Fillings

White Filling (Composite Resin)

  • Made of: A mixture of plastic and fine glass particles.
  • Types: Direct - fillings are placed by your dentist using a bright blue light that hardens the soft material.
  • Used for: Small and large fillings, especially in front teeth or the visible parts of teeth; also for inlays
  • Lasts: At least five years, usually longer
  • Costs: More than amalgam, but less than gold

Advantages

  • Your fillings or inlay will match the colour of your teeth.
  • A filling can be completed in one dental visit.
  • Composite fillings can bond directly to the tooth. This makes the tooth stronger than it would be with an amalgam filling.
  • Less drilling is involved than with amalgam fillings. That's because your dentist does not have to shape the space as much to hold the filling securely. The bonding process holds the composite resin in the tooth.
  • Composite fillings are heat-cured. This step increases their strength.
  • Composite resin can be used in combination with other materials, such as pin, post or screw, to provide the strength of the crown.

Disadvantages

  • Composite resins cost more than amalgam fillings.
  • Although composite resins have become stronger and more resistant to wear, it's not clear whether they last as long as amalgam fillings under the pressure of chewing.
  • The composite may shrink when placed, producing gaps between the tooth and the filling. The shrinkage is reduced when your dentist places this type of filling in thin layers.
  • These fillings take more time to place. That's because they are usually placed in layers. The increased time and labour involved also contribute to the higher cost.

 

Silver Filling (Amalgam)

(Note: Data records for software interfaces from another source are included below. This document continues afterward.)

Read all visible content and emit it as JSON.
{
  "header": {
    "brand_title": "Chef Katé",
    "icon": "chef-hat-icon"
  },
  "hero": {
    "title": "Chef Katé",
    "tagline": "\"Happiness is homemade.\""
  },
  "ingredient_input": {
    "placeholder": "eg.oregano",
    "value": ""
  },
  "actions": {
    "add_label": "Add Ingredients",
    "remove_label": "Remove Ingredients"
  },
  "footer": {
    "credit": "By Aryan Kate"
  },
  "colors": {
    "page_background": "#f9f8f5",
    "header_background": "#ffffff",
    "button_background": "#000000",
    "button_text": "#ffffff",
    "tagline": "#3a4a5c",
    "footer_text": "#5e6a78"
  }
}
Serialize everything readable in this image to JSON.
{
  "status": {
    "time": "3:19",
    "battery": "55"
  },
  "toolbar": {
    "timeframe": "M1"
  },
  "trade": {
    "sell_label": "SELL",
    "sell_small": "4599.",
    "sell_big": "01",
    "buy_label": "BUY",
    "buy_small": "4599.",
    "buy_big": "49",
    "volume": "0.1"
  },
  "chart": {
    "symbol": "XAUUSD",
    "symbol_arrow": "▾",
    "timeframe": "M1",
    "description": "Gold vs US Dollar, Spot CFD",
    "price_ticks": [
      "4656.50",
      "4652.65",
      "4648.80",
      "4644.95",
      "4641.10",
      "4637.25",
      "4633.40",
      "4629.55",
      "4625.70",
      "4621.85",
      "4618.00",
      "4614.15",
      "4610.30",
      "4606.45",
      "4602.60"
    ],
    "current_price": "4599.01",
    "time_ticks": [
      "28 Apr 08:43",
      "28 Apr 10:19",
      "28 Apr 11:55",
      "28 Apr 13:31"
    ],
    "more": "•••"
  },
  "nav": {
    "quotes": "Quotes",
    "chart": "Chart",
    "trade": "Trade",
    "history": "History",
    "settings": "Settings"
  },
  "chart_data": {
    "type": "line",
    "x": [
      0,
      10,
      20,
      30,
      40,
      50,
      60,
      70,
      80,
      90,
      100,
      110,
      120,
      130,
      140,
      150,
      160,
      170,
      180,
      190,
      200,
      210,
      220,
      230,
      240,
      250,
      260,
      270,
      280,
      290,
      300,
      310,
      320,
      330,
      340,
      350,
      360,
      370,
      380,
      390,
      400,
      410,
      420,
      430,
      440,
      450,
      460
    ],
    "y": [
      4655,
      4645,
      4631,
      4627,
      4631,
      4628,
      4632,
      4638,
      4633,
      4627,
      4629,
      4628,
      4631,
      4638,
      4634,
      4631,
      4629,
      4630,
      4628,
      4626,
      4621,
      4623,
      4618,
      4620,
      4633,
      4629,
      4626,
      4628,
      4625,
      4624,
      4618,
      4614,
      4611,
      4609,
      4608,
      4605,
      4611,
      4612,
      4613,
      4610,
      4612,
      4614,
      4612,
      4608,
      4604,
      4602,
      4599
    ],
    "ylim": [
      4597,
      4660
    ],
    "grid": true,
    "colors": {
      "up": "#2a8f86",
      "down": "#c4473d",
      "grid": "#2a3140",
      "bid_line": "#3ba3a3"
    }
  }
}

  • Made of: A mixture of silver, tin, zinc, copper and mercury. Mercury is nearly 50% of the mixture.
  • Types: Traditional (non-bonded)
  • Used for: Fillings in back teeth
  • Lasts: At least 10 years, usually longer
  • Costs: The least expensive type of restorative material

Advantages

  • They are less sensitive to moisture during the filling process than composite resin.
  • They are less costly than the alternatives.
  • They can withstand the forces of chewing.
  • Amalgam fillings can be completed in one dental visit.

Disadvantages

  • Amalgam doesn't match the color of your teeth.
  • Amalgam fillings can corrode or tarnish over time. This can cause discoloration where the filling meets the tooth.
  • A traditional (non-bonded) amalgam filling does not bond (hold together) with your tooth.
  • The cavity preparation (the "pocket" in your tooth) developed by your dentist requires undercuts or ledges to keep the filling in place. Your dentist may have to remove more of the tooth to create a secure pocket.
  • Some people may be allergic to mercury or be concerned about its effects.

 

What to expect during a filling:

  • Local anaesthesia – at the beginning of your filling procedure, you may be given local anaesthesia to numb the area around the tooth.
  • Tooth decay removal – then the dentist will cut through the enamel using a drill to remove any decay. After the dentist removes the decay, the dentist will shape the space to ready it for the filling.
  • Etching – for a bonded filling your dentist will etch the tooth with an acid gel before placing the filling.
  • Resin application – for certain types of fillings the dentist will layer on the resin and harden it using a bright light. This makes it strong.
  • Polishing – after the filling has been placed, your dentist will polish the tooth.

Cavities are no fun, and nobody likes getting a filling, but…. it has to be done.